The opinion of the court was delivered by: MARVIN E. ASPEN
MARVIN E. ASPEN, District Judge:
This breach of contract action arises from an agreement by plaintiff U.S. Nursing Corporation ("U.S. Nursing") to supply nurses to defendant Saint Joseph Medical Center ("Saint Joseph") during a nurses' strike at the hospital. Presently before us is defendant's motion for summary judgment. For the following reasons, we grant the motion.
On January 8, 1993, in response to a threatened strike by its own nurses, Saint Joseph entered into a contract with U.S. Nursing, a nurse staffing agency, for a supply of nursing personnel. Under the agreement, either party could terminate the contract upon seven days written notice. However, if the hospital failed to give the requisite notice, it was to pay for seven days of scheduled work.
Under the Illinois Nurse Agency Licensing Act (the "Act"), all nurse agencies must be licensed in order to supply nurses to health providers. 225 ILCS 510/1 et seq. Despite this statute, U.S. Nursing did not have a license to operate a nurse agency in Illinois when it entered into the contract with Saint Joseph.
However, immediately following the beginning of the contract on January 18, 1993, U.S. Nursing applied to the Illinois Department of Labor ("Department") for a license.

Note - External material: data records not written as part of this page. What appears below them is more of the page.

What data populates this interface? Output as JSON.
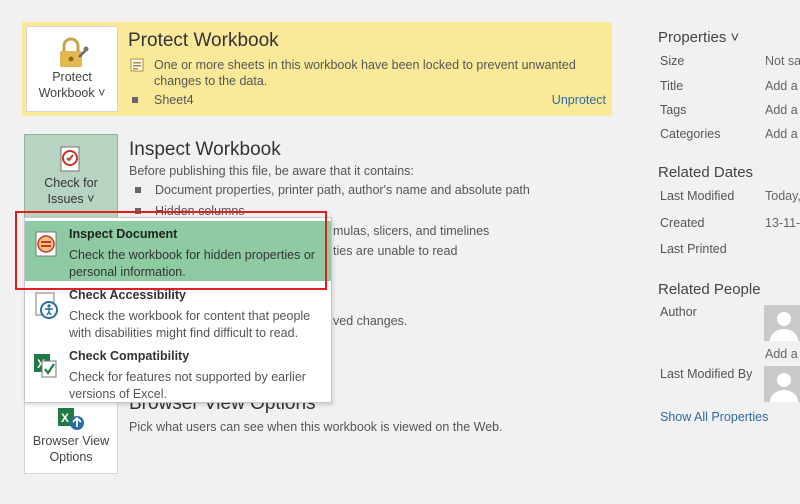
{
  "protect": {
    "title": "Protect Workbook",
    "button_line1": "Protect",
    "button_line2": "Workbook ˅",
    "description": "One or more sheets in this workbook have been locked to prevent unwanted changes to the data.",
    "sheet": "Sheet4",
    "unprotect_link": "Unprotect"
  },
  "inspect": {
    "title": "Inspect Workbook",
    "button_line1": "Check for",
    "button_line2": "Issues ˅",
    "intro": "Before publishing this file, be aware that it contains:",
    "items": [
      "Document properties, printer path, author's name and absolute path",
      "Hidden columns",
      "mulas, slicers, and timelines",
      "ties are unable to read",
      "ved changes."
    ]
  },
  "dropdown": {
    "items": [
      {
        "title": "Inspect Document",
        "desc": "Check the workbook for hidden properties or personal information."
      },
      {
        "title": "Check Accessibility",
        "desc": "Check the workbook for content that people with disabilities might find difficult to read."
      },
      {
        "title": "Check Compatibility",
        "desc": "Check for features not supported by earlier versions of Excel."
      }
    ]
  },
  "browser": {
    "title": "Browser View Options",
    "button_line1": "Browser View",
    "button_line2": "Options",
    "description": "Pick what users can see when this workbook is viewed on the Web."
  },
  "properties": {
    "heading": "Properties ˅",
    "rows": [
      {
        "label": "Size",
        "value": "Not sa"
      },
      {
        "label": "Title",
        "value": "Add a"
      },
      {
        "label": "Tags",
        "value": "Add a"
      },
      {
        "label": "Categories",
        "value": "Add a"
      }
    ]
  },
  "related_dates": {
    "heading": "Related Dates",
    "rows": [
      {
        "label": "Last Modified",
        "value": "Today,"
      },
      {
        "label": "Created",
        "value": "13-11-"
      },
      {
        "label": "Last Printed",
        "value": ""
      }
    ]
  },
  "related_people": {
    "heading": "Related People",
    "author_label": "Author",
    "add_author": "Add a",
    "last_modified_by_label": "Last Modified By",
    "show_all": "Show All Properties"
  },
  "colors": {
    "protect_bg": "#fbe99a",
    "check_button_bg": "#b7d3c1",
    "highlight_item_bg": "#8fcba2",
    "annotation_red": "#e02020",
    "link_blue": "#2b6ca3"
  }
}
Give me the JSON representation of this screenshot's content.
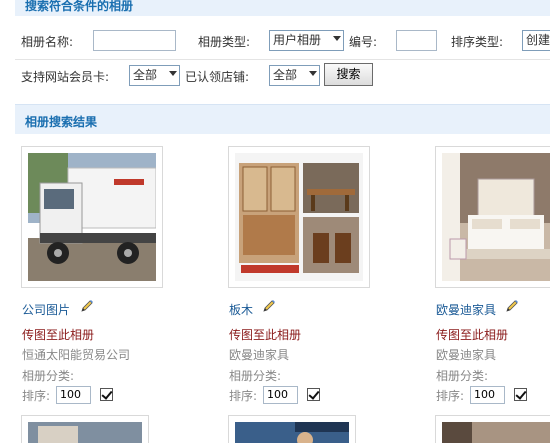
{
  "search_section": {
    "title": "搜索符合条件的相册",
    "album_name_label": "相册名称:",
    "album_name_value": "",
    "album_type_label": "相册类型:",
    "album_type_value": "用户相册",
    "number_label": "编号:",
    "number_value": "",
    "sort_type_label": "排序类型:",
    "sort_type_value": "创建",
    "member_card_label": "支持网站会员卡:",
    "member_card_value": "全部",
    "claimed_store_label": "已认领店铺:",
    "claimed_store_value": "全部",
    "search_button": "搜索"
  },
  "results_section": {
    "title": "相册搜索结果"
  },
  "albums": [
    {
      "title": "公司图片",
      "upload_link": "传图至此相册",
      "owner": "恒通太阳能贸易公司",
      "category_label": "相册分类:",
      "sort_label": "排序:",
      "sort_value": "100",
      "checked": true
    },
    {
      "title": "板木",
      "upload_link": "传图至此相册",
      "owner": "欧曼迪家具",
      "category_label": "相册分类:",
      "sort_label": "排序:",
      "sort_value": "100",
      "checked": true
    },
    {
      "title": "欧曼迪家具",
      "upload_link": "传图至此相册",
      "owner": "欧曼迪家具",
      "category_label": "相册分类:",
      "sort_label": "排序:",
      "sort_value": "100",
      "checked": true
    }
  ],
  "icons": {
    "edit": "pencil-icon",
    "dropdown": "chevron-down-icon"
  },
  "colors": {
    "section_bg": "#e8f1fb",
    "section_title": "#1a6fb0",
    "album_title": "#1a5a96",
    "upload_link": "#8a1a1a"
  }
}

On January 28 or 29, 1993, the Department notified U.S. Nursing that a hearing had been scheduled on the Department's proposed denial of the agency's application. In addition, the notice apprised U.S. Nursing that operating without a license violated the Act, informed the agency that it faced possible fines of up to $ 1,500 and advised the agency to cease and desist immediately.
Shortly thereafter, on February 2, 1993, the Department sent a notice to Saint Joseph informing the hospital that U.S. Nursing was operating without a license in violation of the Nurse Agency Licensing Act. The Department went on to warn the hospital that the Act further prohibits health care providers from using the services of an unlicensed agency. Finally, the notice advised Saint Joseph "to immediately cease and desist from using the services of the U.S. Nursing Corporation." Def. Brief at Exh. 9. That same day, the hospital called U.S. Nursing and told the agency that it was terminating the contract effective 6:59 a.m. February 4, 1993.
Saint Joseph moves for summary judgment on this action primarily on the basis that the contract itself was illegal and therefore unenforceable. Neither party disputes that the Act requires nursing agencies to be licensed, nor does U.S. Nursing challenge the fact that it was not licensed at the time it entered into the contract with Saint Joseph. However, the parties disagree about whether U.S. Nursing's failure to comply with the Act renders the contract unenforceable.
From an early date, Illinois courts have held that they will not enforce contracts that require parties to violate the law. See, e.g., Henderson v. Palmer, 71 Ill. 579 (1874). Although Illinois has not adopted it, the Restatement of Contracts 2d, § 181 essentially captures the state's approach to contracts entered into in violation of licensing statutes. See, e.g., Tovar v. Paxton Community Memorial Hospital, 29 Ill. App. 3d 218, 330 N.E.2d 247 (1975) (in refusing to enforce a contract with an unlicensed physician, court noted that licensing statute had regulatory, rather than revenue-raising, purpose). Section 181 reads as follows:
If a party is prohibited from doing an act because of his failure to comply with a licensing, registration or similar requirement, a promise in consideration of his doing that act or of his promise to ...